Start of Available records

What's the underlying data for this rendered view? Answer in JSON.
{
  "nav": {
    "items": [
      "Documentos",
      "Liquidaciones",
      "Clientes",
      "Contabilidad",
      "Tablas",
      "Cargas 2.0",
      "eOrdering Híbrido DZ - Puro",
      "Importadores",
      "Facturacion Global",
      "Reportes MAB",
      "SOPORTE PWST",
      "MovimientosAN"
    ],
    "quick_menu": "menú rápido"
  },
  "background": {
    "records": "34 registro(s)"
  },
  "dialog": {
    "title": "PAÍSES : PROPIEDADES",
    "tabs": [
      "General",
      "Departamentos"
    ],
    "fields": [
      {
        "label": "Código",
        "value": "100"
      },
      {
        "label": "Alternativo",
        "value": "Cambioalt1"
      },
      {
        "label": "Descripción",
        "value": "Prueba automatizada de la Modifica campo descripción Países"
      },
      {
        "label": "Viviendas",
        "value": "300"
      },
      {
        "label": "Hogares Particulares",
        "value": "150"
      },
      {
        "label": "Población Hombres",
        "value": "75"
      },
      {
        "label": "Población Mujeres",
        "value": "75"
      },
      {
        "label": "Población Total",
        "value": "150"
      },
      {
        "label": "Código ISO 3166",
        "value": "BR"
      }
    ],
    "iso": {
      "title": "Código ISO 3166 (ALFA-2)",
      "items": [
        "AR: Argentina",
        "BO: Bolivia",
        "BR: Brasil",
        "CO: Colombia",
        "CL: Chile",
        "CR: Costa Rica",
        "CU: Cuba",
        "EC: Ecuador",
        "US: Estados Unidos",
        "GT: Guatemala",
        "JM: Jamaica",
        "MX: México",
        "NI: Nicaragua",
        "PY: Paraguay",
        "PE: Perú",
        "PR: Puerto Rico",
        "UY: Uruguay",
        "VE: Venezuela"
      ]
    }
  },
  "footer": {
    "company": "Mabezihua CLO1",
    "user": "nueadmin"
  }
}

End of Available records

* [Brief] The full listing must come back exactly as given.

* [Reply]
What's the underlying data for this rendered view? Answer in JSON.
{
  "nav": {
    "items": [
      "Documentos",
      "Liquidaciones",
      "Clientes",
      "Contabilidad",
      "Tablas",
      "Cargas 2.0",
      "eOrdering Híbrido DZ - Puro",
      "Importadores",
      "Facturacion Global",
      "Reportes MAB",
      "SOPORTE PWST",
      "MovimientosAN"
    ],
    "quick_menu": "menú rápido"
  },
  "background": {
    "records": "34 registro(s)"
  },
  "dialog": {
    "title": "PAÍSES : PROPIEDADES",
    "tabs": [
      "General",
      "Departamentos"
    ],
    "fields": [
      {
        "label": "Código",
        "value": "100"
      },
      {
        "label": "Alternativo",
        "value": "Cambioalt1"
      },
      {
        "label": "Descripción",
        "value": "Prueba automatizada de la Modifica campo descripción Países"
      },
      {
        "label": "Viviendas",
        "value": "300"
      },
      {
        "label": "Hogares Particulares",
        "value": "150"
      },
      {
        "label": "Población Hombres",
        "value": "75"
      },
      {
        "label": "Población Mujeres",
        "value": "75"
      },
      {
        "label": "Población Total",
        "value": "150"
      },
      {
        "label": "Código ISO 3166",
        "value": "BR"
      }
    ],
    "iso": {
      "title": "Código ISO 3166 (ALFA-2)",
      "items": [
        "AR: Argentina",
        "BO: Bolivia",
        "BR: Brasil",
        "CO: Colombia",
        "CL: Chile",
        "CR: Costa Rica",
        "CU: Cuba",
        "EC: Ecuador",
        "US: Estados Unidos",
        "GT: Guatemala",
        "JM: Jamaica",
        "MX: México",
        "NI: Nicaragua",
        "PY: Paraguay",
        "PE: Perú",
        "PR: Puerto Rico",
        "UY: Uruguay",
        "VE: Venezuela"
      ]
    }
  },
  "footer": {
    "company": "Mabezihua CLO1",
    "user": "nueadmin"
  }
}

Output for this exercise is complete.